Attorneys outline restitution costs in Wallow FirePosted: Updated:
FLAGSTAFF, Ariz. (AP) -- Two cousins who started the largest wildfire in Arizona history could be on the hook for $3.5 million in restitution for property damage and other losses.
Caleb and David Malboeuf are on probation following last month's sentencing on charges of building a campfire without clearing flammable material and leaving it unattended. They were camping in eastern Arizona's Apache Sitgreaves National Forest in May 2011 when their campfire spread outside its rings, sparking the Wallow Fire.

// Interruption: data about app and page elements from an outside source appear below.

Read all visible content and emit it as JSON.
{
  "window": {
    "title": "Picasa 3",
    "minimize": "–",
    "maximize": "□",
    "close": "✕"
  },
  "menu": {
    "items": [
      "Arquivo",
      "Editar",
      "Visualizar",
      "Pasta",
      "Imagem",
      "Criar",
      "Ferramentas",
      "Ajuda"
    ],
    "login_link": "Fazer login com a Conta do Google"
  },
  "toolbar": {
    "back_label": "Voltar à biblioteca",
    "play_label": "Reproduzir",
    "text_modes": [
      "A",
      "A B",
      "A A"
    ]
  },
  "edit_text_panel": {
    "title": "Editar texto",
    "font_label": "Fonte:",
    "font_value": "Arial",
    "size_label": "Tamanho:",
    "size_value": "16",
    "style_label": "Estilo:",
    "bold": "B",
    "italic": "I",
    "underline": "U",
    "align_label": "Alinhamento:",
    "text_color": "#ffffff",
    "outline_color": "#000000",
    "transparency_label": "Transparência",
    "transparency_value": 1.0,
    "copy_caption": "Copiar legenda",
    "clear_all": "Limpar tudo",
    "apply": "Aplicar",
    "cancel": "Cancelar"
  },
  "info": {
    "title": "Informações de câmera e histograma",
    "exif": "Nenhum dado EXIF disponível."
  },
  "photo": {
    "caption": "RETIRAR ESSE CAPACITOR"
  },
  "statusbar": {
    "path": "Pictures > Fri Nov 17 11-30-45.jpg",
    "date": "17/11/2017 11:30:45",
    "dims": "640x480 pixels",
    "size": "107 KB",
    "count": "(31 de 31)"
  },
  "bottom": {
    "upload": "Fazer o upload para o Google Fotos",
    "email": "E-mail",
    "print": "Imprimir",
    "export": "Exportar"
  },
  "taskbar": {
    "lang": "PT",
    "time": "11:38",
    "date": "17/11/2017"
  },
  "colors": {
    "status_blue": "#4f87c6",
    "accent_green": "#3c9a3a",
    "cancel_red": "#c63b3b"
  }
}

The prosecution and defense agreed on more than $3 million in claims for restitution and say other claims totaling nearly $500,000 do not have enough documentation or are questionable, according to a joint motion filed Friday.
The San Carlos Apache Tribe, for example, claimed more than $78,000 for timber and fencing that was destroyed, and for flooding and the loss of permit sales. Information on the specific loss of timber and a written statement on the cost of replacing the fencing would be needed to move the claim forward, according to court documents.
The prosecutor and the Malboeufs' attorneys said they don't believe that losses from flooding could be recovered because they are considered consequential damages. Others outlined losses of cabins and contents, a trailer, and other equipment, and are seeking to be repaid for cleaning up debris.
The Wallow Fire, which burned about 840 square miles in Arizona and parts of western New Mexico before it was contained, cost $79 million to fight. The U.S. Forest Service agreed not to seek repayment through the criminal case but could initiate a civil action.
U.S. Magistrate Mark Aspey in Flagstaff had set Aug. 21 as the cutoff date for claims, after prosecutors reached out to nearly 60 people. Any other claimants would have to show good cause as to why they didn't meet the deadline, he said. The court also precluded claims from two insurance companies.
Figures for two dozen claims were included in Friday's filing. The prosecution previously had estimated property damage at $5 million. The blaze destroyed 32 homes and four rental cabins, and at one point, nearly 10,000 people were forced to evacuate.
Aspey can set a payment schedule that takes into consideration the ability of the Malboeufs to pay and any changes to their financial situations in the future. Assistant U.S. Attorney Patrick Schneider has said that the restitution amount likely won't be satisfied in the men's lifetimes but can be prioritized. Those who are on a fixed income or who didn't have insurance likely would be at the top of the list.
A restitution hearing is set for Oct. 15.